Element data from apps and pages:
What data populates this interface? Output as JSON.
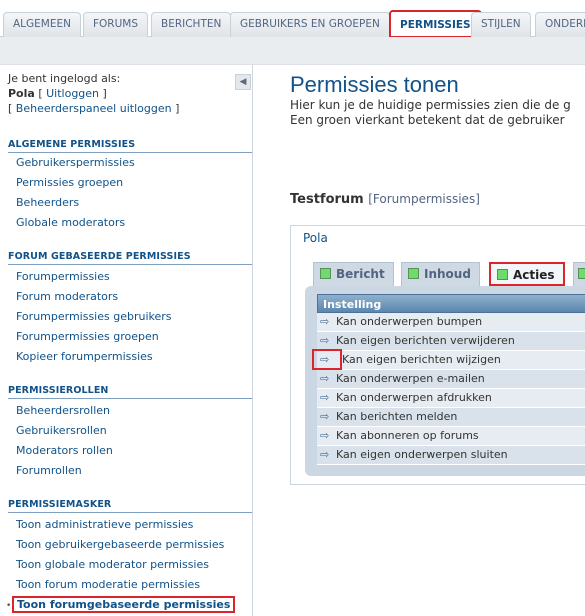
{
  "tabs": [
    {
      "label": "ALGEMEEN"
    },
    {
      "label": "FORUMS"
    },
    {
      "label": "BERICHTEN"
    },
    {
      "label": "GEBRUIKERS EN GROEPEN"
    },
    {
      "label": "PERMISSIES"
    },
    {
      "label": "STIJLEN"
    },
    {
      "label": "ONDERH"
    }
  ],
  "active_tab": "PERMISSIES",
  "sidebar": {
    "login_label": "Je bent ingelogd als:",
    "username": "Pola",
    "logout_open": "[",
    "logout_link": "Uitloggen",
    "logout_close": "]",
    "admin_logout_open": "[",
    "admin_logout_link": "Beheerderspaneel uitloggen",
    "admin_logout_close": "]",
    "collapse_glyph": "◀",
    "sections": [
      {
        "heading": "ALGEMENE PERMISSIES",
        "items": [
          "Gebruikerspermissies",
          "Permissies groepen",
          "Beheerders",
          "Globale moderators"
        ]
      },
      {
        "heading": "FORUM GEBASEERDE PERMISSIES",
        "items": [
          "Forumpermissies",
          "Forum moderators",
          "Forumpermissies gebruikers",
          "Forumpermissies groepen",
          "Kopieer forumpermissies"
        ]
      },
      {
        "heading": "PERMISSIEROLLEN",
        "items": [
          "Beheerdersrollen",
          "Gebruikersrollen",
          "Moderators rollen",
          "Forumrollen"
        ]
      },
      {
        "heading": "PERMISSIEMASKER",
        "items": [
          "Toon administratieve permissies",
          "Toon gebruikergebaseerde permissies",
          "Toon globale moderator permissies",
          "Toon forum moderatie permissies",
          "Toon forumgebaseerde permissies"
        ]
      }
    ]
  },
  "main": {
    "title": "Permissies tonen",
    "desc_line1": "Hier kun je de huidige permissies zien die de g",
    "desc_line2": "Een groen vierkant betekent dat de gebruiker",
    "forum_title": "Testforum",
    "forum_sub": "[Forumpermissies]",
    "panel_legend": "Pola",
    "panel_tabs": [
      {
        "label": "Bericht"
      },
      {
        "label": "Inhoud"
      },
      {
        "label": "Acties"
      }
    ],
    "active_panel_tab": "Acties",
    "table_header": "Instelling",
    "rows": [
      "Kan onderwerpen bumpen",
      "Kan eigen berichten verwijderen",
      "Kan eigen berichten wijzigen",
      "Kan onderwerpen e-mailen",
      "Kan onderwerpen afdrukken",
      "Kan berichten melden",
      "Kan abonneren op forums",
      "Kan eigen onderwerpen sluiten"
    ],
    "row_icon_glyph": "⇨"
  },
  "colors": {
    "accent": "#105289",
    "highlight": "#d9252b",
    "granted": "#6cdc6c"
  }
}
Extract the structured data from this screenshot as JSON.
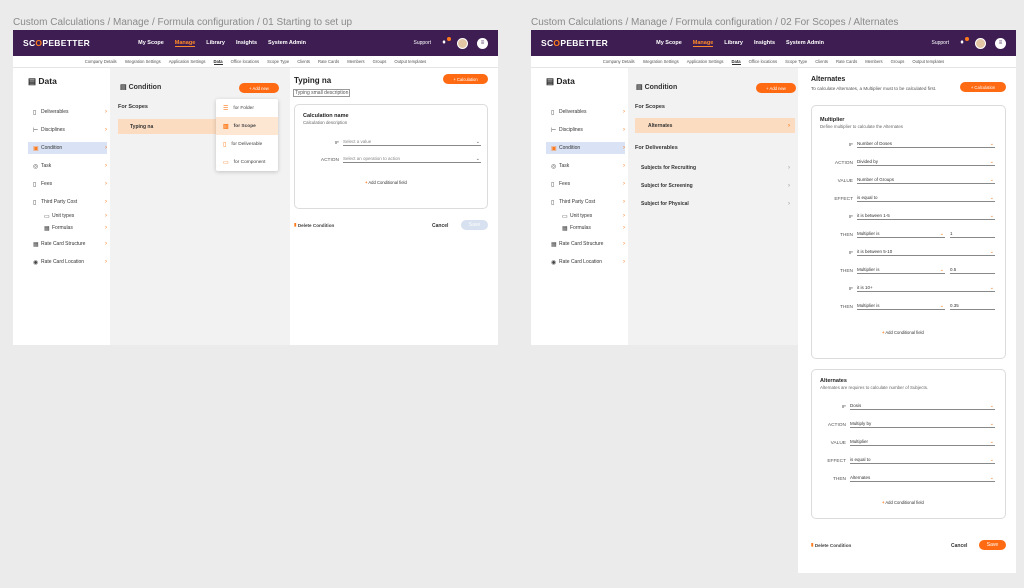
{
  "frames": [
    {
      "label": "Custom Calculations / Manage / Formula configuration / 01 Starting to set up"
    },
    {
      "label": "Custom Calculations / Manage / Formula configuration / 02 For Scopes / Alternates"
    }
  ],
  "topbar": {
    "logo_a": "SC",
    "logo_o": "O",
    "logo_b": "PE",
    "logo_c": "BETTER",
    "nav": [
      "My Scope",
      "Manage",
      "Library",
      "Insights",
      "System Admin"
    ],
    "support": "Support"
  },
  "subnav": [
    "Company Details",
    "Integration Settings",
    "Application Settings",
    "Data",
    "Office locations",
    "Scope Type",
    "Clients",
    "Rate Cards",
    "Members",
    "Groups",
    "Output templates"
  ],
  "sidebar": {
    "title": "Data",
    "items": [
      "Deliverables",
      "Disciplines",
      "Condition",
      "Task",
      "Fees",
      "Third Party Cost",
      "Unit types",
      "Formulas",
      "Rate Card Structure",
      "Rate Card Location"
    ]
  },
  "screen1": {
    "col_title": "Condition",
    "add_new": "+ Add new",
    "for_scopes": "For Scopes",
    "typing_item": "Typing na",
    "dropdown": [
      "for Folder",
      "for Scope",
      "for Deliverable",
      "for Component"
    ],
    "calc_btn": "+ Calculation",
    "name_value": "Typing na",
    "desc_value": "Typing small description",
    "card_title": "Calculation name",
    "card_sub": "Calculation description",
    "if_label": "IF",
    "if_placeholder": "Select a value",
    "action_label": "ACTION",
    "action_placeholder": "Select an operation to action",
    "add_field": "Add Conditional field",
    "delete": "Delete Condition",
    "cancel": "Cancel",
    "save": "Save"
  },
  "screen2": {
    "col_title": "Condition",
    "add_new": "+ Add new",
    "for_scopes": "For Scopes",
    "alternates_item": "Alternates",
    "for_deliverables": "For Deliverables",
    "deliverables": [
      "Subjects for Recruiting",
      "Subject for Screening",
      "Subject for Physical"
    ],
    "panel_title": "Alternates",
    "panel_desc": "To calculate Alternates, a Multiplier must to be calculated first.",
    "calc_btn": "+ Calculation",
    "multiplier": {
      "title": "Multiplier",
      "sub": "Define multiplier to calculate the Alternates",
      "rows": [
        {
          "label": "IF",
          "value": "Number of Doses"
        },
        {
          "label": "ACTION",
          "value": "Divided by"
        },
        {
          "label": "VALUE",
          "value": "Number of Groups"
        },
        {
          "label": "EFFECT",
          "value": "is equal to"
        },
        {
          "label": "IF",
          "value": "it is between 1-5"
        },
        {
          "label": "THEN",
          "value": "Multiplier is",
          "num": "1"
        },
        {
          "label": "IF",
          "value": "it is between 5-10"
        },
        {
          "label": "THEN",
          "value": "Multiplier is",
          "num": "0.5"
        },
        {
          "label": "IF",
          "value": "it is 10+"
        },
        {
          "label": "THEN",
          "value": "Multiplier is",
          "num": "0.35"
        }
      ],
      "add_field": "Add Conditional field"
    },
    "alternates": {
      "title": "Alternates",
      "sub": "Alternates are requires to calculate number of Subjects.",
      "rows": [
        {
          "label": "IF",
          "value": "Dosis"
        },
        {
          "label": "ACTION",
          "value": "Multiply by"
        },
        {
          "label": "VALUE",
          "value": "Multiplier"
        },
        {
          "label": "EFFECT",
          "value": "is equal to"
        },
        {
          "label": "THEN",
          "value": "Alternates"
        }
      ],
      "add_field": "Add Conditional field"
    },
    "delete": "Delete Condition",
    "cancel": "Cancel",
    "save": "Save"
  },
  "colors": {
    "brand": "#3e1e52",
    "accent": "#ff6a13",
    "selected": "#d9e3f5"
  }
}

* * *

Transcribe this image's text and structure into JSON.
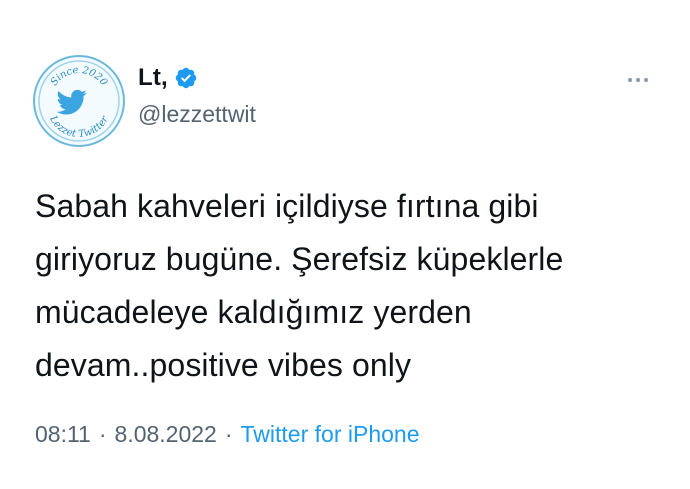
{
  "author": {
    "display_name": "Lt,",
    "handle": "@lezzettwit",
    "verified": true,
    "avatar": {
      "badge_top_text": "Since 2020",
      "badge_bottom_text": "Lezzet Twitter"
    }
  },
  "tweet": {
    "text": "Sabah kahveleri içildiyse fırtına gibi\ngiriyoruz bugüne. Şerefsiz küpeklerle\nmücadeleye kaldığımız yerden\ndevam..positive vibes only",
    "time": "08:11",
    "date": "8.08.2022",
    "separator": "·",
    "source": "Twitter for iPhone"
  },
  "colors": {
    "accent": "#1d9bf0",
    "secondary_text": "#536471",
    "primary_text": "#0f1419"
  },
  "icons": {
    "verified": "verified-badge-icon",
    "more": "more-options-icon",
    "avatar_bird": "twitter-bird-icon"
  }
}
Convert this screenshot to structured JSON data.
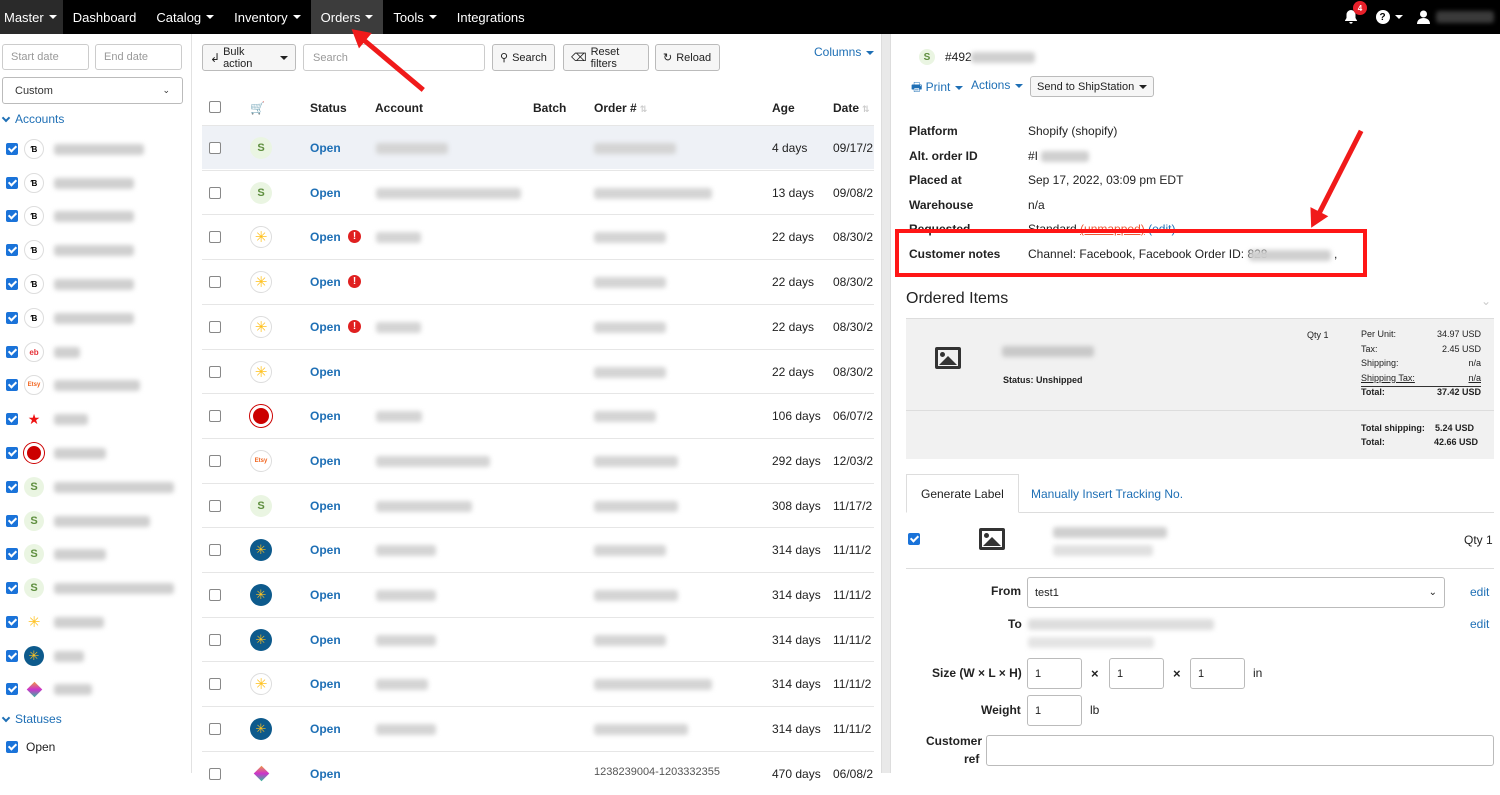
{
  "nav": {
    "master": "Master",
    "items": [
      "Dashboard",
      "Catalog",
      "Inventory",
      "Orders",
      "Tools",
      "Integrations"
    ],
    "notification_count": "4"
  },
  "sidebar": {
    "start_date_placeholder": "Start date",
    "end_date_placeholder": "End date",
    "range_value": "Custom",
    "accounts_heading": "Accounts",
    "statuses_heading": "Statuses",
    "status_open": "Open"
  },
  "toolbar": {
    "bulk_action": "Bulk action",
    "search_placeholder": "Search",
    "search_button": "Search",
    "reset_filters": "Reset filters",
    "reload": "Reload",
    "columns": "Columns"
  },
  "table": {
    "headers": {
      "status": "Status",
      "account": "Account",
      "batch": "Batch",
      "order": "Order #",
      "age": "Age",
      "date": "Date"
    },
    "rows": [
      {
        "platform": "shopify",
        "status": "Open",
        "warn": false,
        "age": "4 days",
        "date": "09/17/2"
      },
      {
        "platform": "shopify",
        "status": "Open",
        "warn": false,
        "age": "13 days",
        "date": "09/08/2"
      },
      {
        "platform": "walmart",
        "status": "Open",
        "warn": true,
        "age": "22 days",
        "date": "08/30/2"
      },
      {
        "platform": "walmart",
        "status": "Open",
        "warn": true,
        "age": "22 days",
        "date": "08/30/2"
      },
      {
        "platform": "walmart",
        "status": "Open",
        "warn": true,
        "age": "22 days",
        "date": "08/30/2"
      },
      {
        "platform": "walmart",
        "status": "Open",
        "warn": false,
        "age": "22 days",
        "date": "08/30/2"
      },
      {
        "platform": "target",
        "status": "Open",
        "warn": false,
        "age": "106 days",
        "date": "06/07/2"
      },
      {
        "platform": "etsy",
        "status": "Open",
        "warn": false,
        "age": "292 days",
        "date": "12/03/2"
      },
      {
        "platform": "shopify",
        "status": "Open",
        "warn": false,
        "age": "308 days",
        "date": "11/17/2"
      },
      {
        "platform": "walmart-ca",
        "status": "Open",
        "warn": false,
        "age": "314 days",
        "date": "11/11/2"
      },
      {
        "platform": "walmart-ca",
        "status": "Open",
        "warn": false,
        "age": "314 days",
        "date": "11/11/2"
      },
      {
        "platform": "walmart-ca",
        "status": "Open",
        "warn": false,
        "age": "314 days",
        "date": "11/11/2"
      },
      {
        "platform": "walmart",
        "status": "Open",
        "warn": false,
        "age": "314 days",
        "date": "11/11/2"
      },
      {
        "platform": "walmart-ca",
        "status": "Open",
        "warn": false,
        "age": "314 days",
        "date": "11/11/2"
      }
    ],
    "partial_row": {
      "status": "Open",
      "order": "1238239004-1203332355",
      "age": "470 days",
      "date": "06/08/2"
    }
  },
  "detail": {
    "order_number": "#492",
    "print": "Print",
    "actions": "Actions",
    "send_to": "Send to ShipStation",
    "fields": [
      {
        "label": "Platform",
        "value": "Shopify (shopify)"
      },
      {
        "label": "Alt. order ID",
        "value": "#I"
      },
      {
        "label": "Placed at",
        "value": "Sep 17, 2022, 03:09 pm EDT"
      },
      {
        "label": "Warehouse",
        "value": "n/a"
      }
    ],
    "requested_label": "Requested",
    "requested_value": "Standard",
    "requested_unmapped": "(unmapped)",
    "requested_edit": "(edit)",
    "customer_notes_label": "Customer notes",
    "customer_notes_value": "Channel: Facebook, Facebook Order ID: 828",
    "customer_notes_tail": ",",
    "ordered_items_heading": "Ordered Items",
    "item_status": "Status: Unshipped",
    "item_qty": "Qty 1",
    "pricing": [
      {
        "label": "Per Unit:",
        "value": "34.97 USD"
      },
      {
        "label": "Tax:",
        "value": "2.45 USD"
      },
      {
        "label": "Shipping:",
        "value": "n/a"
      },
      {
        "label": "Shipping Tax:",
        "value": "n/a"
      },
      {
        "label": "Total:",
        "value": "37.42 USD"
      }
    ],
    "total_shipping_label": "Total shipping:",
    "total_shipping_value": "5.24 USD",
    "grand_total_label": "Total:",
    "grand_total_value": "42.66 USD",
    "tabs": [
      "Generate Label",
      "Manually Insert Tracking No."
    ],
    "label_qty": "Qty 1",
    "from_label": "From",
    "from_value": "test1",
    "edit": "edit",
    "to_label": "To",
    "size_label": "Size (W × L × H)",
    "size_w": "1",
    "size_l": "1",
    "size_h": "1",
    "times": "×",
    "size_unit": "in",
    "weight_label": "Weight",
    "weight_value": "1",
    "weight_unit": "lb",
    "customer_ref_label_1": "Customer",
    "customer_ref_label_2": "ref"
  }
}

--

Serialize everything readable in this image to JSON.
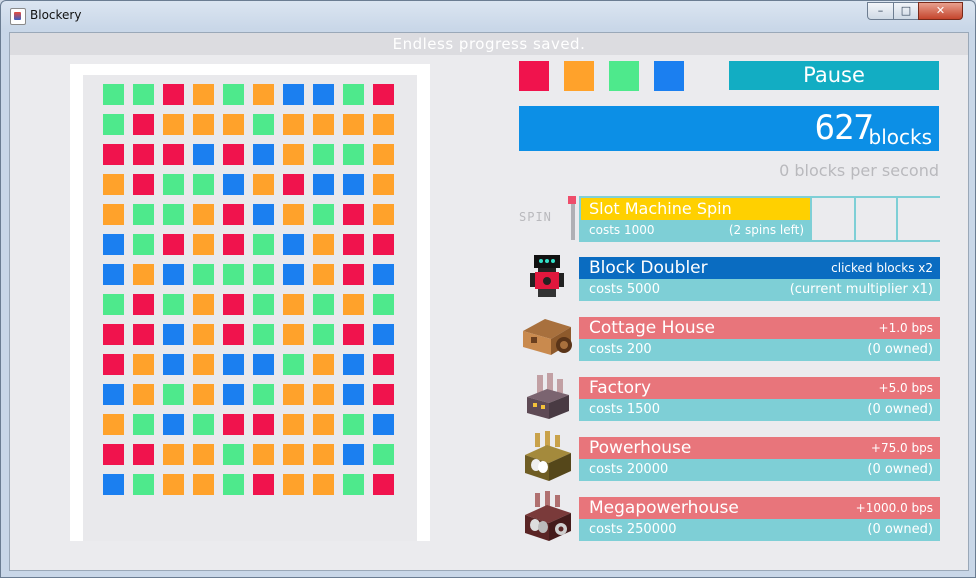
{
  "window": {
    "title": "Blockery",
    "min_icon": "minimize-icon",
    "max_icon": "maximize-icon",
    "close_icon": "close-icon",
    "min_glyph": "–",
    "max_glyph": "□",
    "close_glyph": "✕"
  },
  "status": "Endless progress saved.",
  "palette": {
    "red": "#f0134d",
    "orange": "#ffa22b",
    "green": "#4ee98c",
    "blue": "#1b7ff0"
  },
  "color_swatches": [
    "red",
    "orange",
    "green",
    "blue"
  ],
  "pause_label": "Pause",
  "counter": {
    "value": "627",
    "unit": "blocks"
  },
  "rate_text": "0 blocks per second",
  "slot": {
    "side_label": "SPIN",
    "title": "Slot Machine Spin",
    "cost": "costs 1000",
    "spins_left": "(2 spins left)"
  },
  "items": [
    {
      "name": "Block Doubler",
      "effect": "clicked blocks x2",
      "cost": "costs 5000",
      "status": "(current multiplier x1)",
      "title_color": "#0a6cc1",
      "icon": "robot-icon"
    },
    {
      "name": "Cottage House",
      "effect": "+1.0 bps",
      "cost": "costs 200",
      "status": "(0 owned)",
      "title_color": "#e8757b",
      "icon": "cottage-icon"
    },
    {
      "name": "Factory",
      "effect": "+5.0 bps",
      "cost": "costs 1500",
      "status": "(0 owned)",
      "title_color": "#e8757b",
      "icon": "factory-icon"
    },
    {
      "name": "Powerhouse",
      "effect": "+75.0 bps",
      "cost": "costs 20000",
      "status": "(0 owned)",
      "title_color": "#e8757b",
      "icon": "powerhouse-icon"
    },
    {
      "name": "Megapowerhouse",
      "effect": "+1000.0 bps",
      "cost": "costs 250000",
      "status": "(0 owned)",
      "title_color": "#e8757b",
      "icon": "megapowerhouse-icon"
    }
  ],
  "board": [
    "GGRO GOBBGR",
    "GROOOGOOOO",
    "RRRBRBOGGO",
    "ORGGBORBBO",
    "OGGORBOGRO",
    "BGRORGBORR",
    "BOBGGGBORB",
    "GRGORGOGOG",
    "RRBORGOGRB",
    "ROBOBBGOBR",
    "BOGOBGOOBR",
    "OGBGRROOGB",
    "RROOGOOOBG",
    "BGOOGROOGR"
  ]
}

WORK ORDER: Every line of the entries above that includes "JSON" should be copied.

OUTPUT OF THE TASK:
What data populates this interface? Output as JSON.
Extract the structured data from this screenshot as JSON.
Transcribe this image's text and structure into JSON.
Convert this screenshot to structured JSON data.
Serialize everything readable in this image to JSON.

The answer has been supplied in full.